▶ GIVEN RECORDS
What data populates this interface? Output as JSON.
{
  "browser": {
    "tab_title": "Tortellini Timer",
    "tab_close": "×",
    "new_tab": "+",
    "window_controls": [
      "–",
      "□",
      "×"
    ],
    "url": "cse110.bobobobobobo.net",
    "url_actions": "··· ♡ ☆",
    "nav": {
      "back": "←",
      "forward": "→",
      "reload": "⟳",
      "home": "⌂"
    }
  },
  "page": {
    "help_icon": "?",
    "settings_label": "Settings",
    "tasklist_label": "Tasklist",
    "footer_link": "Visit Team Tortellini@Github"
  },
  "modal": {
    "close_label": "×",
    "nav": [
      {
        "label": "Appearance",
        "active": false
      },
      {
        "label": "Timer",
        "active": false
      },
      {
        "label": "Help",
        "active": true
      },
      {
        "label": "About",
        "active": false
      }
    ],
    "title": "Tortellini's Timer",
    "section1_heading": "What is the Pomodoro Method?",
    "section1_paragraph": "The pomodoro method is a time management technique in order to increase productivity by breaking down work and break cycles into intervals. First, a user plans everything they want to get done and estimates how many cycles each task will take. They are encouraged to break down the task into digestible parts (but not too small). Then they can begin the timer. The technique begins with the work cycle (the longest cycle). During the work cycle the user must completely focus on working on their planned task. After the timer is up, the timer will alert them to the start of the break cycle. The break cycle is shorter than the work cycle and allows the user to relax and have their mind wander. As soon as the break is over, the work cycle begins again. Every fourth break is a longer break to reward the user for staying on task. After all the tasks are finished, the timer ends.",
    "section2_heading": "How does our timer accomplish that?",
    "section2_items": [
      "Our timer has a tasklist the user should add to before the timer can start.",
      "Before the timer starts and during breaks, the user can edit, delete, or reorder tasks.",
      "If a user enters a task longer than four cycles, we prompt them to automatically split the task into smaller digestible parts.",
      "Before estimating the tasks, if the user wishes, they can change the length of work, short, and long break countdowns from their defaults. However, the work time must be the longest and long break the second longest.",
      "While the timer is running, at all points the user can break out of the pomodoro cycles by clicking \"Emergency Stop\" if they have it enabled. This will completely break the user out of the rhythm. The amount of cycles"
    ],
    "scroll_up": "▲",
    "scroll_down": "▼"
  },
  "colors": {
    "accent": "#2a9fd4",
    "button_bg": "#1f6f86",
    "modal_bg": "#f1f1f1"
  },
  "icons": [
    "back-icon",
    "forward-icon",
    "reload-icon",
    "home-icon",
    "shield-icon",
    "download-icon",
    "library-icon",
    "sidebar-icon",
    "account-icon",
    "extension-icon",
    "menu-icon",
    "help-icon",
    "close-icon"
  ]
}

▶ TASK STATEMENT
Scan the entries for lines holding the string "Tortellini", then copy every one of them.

▶ ANSWER BOX
    "tab_title": "Tortellini Timer",
    "footer_link": "Visit Team Tortellini@Github"
    "title": "Tortellini's Timer",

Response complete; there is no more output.